I feel at one time, after Jordan refused to come back, Kobe Bryant was approached but he was not immune to allegations of sexual attacks himself, which put to his role in the end to a sequel. Now, they went with the next NBA megastar in line, LeBron James, or LBJ as he’s called.
Personally, LBJ is a POS. His prima donna off-court antics seem almost identical to Jordan, who has reportedly refused to tip waiters after driving tabs up into the thousands. At one time, Jordan was reportedly refusing to attend an event unless the police shut down the streets so no one could take pictures of him.
LBJ has done some bad things in his private life, I’m told. He might be great on the court, but his back and forth between the Cavaliers and the Lakers proves he’s really about the money. I don’t think LBJ would live within 500 miles of Cleveland unless someone was paying him an outrageous paycheck.
And honestly, for a NBA star who was handed the keys to the castle at such a young age, he doesn’t know any better. We treat athletes as if they can do no wrong. Believe me, I’ve covered sports and I’ve covered sports athletes who have done bad things, i.e. sexual assaults, harassment and so forth. We build young people up to make them think the world revolves around them, so it’s only naturally they think throwing a ball into a elevated hole is someway on par with curing cancer.
Even Al Michaels foolish saying, “Do you believe in miracles?” is very pretentious when you consider that the hockey match between U.S. and the Soviet Union was pretty much lame during the third period and the wasn’t even for the gold.
So, what about this movie?

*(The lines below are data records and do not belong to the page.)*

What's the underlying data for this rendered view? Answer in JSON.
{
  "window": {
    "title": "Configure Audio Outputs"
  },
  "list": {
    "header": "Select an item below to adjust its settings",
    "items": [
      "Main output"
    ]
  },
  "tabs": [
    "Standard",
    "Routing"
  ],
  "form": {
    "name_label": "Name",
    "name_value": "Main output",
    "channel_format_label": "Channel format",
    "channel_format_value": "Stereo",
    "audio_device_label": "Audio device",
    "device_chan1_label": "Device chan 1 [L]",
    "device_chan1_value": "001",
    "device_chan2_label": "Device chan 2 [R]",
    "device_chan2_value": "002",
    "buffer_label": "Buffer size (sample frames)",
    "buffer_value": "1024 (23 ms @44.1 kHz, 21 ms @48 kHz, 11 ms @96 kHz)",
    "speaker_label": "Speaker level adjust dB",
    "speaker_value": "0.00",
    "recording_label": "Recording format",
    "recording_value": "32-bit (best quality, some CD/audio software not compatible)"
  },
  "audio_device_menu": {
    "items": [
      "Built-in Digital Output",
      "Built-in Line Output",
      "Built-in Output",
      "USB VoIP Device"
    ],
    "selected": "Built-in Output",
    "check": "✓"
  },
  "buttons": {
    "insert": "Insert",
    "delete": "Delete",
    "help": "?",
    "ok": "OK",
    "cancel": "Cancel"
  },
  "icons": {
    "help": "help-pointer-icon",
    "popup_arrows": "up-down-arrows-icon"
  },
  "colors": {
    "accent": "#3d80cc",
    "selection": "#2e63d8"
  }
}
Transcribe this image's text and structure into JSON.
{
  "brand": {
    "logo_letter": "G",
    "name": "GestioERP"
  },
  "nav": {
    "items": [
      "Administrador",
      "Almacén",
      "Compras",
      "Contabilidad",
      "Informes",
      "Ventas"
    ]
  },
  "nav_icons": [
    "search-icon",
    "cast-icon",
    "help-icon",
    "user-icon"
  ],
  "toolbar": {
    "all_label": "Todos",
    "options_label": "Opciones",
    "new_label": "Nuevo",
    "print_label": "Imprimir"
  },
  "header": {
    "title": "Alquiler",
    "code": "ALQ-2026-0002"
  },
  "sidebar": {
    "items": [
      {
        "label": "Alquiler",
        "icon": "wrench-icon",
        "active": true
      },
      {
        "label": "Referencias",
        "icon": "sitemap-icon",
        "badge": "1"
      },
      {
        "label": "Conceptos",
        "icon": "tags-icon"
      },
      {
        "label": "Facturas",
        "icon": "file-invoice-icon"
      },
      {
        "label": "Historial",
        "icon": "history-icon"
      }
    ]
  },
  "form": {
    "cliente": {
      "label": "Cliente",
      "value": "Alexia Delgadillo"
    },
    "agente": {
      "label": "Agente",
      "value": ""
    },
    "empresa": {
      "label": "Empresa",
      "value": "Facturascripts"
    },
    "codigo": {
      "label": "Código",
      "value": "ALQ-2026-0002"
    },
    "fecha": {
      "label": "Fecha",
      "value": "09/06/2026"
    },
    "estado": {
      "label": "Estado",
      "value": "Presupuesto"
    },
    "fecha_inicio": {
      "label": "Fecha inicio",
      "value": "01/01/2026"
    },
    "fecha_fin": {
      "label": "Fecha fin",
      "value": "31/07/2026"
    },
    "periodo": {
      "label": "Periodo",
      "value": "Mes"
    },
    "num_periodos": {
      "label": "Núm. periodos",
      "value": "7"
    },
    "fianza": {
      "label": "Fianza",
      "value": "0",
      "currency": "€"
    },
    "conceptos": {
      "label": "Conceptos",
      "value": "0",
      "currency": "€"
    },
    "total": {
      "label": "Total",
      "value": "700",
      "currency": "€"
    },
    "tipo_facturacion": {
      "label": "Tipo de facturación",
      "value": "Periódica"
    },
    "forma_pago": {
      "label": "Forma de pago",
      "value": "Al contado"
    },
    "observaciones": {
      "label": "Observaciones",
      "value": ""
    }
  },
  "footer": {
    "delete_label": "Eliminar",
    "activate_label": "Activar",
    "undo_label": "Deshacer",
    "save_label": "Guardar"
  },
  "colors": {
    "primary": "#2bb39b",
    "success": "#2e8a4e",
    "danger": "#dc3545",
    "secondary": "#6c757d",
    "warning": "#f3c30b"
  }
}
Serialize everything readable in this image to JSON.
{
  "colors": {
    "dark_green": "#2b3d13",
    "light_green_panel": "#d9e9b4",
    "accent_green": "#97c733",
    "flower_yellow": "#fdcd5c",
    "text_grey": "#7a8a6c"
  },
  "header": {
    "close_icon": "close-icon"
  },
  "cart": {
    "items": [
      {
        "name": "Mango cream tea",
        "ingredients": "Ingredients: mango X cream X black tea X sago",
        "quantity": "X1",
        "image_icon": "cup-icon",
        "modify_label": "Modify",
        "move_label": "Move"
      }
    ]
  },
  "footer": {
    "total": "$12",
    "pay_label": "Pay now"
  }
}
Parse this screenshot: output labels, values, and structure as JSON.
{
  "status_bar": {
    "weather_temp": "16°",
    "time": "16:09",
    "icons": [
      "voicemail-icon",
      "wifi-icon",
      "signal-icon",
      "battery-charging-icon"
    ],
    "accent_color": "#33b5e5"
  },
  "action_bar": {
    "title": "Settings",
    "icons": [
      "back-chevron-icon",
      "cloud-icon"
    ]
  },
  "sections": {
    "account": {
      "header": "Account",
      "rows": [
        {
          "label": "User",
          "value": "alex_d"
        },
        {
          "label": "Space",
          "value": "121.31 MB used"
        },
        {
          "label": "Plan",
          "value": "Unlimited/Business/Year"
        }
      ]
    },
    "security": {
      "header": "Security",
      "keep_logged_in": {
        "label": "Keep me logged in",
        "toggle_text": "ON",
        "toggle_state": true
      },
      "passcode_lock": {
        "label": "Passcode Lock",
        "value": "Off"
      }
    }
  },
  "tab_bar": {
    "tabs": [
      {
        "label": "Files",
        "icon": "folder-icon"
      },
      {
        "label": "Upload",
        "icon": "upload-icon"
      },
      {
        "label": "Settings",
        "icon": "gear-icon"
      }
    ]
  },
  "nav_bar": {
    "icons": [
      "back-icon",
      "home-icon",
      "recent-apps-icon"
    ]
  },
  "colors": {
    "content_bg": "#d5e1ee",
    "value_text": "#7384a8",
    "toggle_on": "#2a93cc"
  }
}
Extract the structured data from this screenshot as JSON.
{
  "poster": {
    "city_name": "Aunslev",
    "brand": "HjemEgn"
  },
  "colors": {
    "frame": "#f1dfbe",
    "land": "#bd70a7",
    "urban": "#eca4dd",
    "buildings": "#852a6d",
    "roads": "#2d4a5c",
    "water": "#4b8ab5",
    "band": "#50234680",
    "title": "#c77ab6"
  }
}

Well, it sucks. It is terrible. It is a two-hour movie for HBO Max, which I like and I saw this movie on, but the movie is loaded with way too fucking much pop culture. I mean, it makes Ready Player One look like a Golden Girls joke as it seems to make a pop culture reference throughout the movie, you get bored.
Naturally, all the pop cultures are the property of Warner Brothers and New Line Cinema, DC Comics and HBO itself.
When Coca-Cola used to own Columbia Pictures in the 1980s, you’d expect to find a Coke bottle or can in a refrigerator or on a table in one of their movies. Even that infamously bad scene in Leonard Part 6 where Bill Cosby’s character holds a Coke bottle during a scene to make sure we see it’s a Coke bottle doesn’t compare to all the placements.
Granted, the old Looney Tunes cartoons did make pop culture references but they were used in a way that went with the cartoons. Here, it’s just throwing actors who look like Beetlejuice, Pennywise The Clown or even King Kong in the stands of the basketball game which doesn’t seem at all thrilling as much as boring.
There are two good references. One is when Elmer Fudd appears as Mini-Me. The other is when Sylvester the Cat confuses Michael B. Jordan with the basketball player Michael Jordan. And Daffy Duck says, “You couldn’t find Michael A. Jordan, so you got Michael B. Jordan.”
That’s it! That’s the best jokes of this movie. You’re welcome.
There’s a plot similar to Hook in which LBJ’s son, Dom, is more or less kidnapped by Al G. Rhythm (Don Cheadle) a personification of an artificial intelligence, forcing the basketball game in the Serververse.
And LBJ and Dom are at odds because LBJ wants Dom to play real basketball and Dom is more interested in computers. And LBJ, still stuck in 1996, is like, “What computers? Why?”
This movie is so lazy in its writing, it can’t come up with original plots. The old “You’re son doesn’t want sports, he’s more involved in the arts, or the academia, or this or that” is so old-fashioned and cliched South Park parodied it years ago.
Of course, everything works out for LBJ and Dom and the Loony Tunes and LBJ takes his son to computer camp.
For a movie calling itself A New Legacy, there are a lot of things we’ve seen before and done better.
Even the animation in this movie looks cheap. I’m talking about the the 2D animation. The 3D is a little impressive but call me old-fashioned when I think the Looney Tunes should remain in that 2D world.